Researchers from King’s College in London and China Medical University in Taiwan had their report published in the journal Translational Psychiatry. They said their findings show there is room for a personalized medical approach to psychiatry based on the fact omega-3 supplementation works for some children. These same researchers previously discovered children with an omega-3 deficiency are more likely to have more severe ADHD symptoms.
A total of 92 children between the ages of 6-18 with ADHD took part in the randomized, controlled trial. They were given either high doses of the omega-3 fatty acid EPA (eicosapentaenoic acid) or a placebo for 12 weeks. The children with the lowest levels of EPA in their blood showed significant improvement in what researchers called “focused attention” and “vigilance” after taking the omega-3 supplements. The same improvements were not observed in children with normal or high levels of EPA. In fact, children who started with high levels of EPA had negative effects regarding impulsivity from omega-3 supplementation.

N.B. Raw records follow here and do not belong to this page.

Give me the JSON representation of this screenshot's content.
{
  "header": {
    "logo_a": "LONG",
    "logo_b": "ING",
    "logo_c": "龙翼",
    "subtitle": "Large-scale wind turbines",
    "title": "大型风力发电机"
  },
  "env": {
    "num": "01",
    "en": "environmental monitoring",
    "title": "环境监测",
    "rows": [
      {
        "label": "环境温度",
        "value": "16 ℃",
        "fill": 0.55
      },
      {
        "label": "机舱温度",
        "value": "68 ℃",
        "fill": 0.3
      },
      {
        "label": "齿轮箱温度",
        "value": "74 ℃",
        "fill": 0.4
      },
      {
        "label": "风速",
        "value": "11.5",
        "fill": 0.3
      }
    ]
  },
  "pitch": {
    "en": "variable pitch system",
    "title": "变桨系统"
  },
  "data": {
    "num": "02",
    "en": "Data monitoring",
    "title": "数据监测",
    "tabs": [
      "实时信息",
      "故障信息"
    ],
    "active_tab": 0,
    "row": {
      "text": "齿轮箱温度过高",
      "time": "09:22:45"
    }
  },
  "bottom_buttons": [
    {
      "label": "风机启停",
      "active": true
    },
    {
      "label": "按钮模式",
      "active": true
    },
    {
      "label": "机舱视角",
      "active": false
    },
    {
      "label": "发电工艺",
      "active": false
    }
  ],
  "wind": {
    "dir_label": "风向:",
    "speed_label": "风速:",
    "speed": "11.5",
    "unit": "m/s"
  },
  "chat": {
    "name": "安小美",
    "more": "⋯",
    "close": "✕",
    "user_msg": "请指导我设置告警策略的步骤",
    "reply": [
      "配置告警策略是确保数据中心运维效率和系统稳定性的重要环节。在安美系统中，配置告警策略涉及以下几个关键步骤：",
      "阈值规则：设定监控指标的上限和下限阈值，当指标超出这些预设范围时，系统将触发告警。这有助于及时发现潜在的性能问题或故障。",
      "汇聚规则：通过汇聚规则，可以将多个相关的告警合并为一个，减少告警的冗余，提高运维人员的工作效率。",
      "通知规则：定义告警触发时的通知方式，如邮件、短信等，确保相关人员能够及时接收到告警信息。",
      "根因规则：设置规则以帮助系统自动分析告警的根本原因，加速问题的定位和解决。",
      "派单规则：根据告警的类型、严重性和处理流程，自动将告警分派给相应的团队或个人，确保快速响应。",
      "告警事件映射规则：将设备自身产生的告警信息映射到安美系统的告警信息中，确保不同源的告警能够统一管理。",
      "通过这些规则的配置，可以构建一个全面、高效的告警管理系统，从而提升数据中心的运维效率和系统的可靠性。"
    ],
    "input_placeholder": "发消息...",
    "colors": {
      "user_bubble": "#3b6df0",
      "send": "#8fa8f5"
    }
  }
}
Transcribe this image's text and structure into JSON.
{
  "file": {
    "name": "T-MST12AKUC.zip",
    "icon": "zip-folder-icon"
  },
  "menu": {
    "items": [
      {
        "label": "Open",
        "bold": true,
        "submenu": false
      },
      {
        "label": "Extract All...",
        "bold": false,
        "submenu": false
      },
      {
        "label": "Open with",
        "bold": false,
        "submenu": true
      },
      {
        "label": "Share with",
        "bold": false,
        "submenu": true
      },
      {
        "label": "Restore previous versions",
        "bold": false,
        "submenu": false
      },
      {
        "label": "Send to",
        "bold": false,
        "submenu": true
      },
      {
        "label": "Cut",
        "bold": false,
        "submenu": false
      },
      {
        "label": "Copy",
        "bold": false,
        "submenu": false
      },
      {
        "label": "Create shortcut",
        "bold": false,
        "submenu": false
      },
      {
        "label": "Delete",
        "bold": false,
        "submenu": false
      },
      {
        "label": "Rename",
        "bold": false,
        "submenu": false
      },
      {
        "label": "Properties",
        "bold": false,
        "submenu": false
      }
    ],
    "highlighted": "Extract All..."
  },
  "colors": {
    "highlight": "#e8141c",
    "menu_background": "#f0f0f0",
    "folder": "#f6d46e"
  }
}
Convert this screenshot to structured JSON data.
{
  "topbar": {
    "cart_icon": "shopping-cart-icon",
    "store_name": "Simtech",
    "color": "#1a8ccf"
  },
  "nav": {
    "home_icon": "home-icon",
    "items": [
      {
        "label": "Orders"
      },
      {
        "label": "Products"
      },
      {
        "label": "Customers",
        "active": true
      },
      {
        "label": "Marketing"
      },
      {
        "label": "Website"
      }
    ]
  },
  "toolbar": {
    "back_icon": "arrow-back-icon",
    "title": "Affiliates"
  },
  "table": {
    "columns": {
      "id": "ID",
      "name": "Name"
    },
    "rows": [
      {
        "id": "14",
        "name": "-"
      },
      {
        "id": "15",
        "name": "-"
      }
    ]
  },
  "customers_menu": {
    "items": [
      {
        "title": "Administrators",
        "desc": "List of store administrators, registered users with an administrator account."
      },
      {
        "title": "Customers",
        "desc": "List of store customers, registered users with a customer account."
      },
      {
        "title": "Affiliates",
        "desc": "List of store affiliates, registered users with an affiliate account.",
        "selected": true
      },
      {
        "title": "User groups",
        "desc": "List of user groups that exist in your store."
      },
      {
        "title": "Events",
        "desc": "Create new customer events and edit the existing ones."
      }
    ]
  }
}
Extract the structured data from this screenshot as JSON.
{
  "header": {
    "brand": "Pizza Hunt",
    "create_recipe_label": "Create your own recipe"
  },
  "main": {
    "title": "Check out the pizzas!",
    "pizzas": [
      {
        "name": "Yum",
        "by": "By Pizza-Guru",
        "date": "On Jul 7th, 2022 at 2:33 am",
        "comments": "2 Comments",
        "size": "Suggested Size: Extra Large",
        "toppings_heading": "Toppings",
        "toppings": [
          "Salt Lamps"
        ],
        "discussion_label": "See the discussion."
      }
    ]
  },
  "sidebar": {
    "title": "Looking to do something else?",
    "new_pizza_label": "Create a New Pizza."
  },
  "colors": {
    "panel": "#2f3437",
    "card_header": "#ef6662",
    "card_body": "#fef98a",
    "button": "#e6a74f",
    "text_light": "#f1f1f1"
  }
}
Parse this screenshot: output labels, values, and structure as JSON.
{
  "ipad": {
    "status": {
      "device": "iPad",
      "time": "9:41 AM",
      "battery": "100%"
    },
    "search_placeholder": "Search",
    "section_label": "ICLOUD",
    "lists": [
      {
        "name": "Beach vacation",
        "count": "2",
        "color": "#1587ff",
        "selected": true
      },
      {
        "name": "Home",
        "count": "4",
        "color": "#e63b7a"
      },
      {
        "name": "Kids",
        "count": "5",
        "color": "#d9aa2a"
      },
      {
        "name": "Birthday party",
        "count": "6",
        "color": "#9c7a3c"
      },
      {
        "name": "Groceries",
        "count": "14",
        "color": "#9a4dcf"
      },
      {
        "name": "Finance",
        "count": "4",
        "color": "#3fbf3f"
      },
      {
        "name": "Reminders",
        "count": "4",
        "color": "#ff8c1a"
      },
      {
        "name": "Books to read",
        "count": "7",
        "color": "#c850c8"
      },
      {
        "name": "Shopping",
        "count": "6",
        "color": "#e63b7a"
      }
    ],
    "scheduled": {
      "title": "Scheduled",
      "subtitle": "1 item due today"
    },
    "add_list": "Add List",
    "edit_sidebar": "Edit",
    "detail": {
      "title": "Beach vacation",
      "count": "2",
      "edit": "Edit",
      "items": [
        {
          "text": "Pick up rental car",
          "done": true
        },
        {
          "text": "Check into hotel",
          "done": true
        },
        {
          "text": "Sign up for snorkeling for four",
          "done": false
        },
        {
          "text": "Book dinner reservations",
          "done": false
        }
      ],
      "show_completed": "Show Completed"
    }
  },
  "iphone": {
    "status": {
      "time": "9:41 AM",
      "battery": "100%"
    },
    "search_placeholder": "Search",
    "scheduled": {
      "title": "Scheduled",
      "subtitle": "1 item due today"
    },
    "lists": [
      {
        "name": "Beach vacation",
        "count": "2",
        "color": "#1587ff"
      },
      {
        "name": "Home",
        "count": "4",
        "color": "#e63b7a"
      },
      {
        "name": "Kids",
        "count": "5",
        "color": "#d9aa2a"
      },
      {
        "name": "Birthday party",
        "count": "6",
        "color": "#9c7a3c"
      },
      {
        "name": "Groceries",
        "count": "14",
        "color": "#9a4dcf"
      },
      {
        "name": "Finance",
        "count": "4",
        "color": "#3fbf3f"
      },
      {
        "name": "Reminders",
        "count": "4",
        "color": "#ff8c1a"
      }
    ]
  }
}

Researchers said the results of other studies have been inconsistent regarding omega-3 supplementation and parents should consult with medical professionals before giving their children omega-3 supplements. But, among the children with an omega-3 deficiency in this study, the improvements in attention and vigilance were greater with supplementation than the drug methylphenidate.
“Our results suggest that fish oil supplements are at least as effective for attention as conventional pharmacological treatments among those children with ADHD who have omega-3 deficiency,” said Dr. Jane Chang from King’s College. “On the other hand, it is possible to have too much of a good thing, and parents should always consult with their children's psychiatrists since our study suggests there could be negative effects for some children.”
Professor Carmine Pariante from King's College said, “The omega-3 supplements only worked in children that had lower levels of EPA in their blood, as if the intervention was replenishing a lack of this important nutrient. For those children with omega-3 deficiency, fish oil supplements could be a preferable option to standard stimulant treatments. Our study sets an important precedent for other nutritional interventions, and we can start bringing the benefits of 'personalized psychiatry' to children with ADHD.”
The study was conducted in Taiwan where the standard diet contains more fish than Europe and North America. Researchers said ADHD studies in Western countries typically have participants with lower EPA blood levels than in this study.
“High blood-levels of EPA without using supplements can be achieved through a good diet with plenty of fish, which is common in some Asian countries like Taiwan and Japan,” said professor Kuan-Pin Su from China Medical University. “It is possible that EPA deficiency is more common among children with ADHD in countries with less fish consumption, such as in North America and many countries in Europe, and that fish oil supplementation could therefore have more widespread benefits for treating the condition than in our study.”
The children in this study were only given one form of omega-3 essential fatty acid (EPA). Research shows the combination of EPA and DHA (docosahexaenoic acid) provide a good balance and work well together.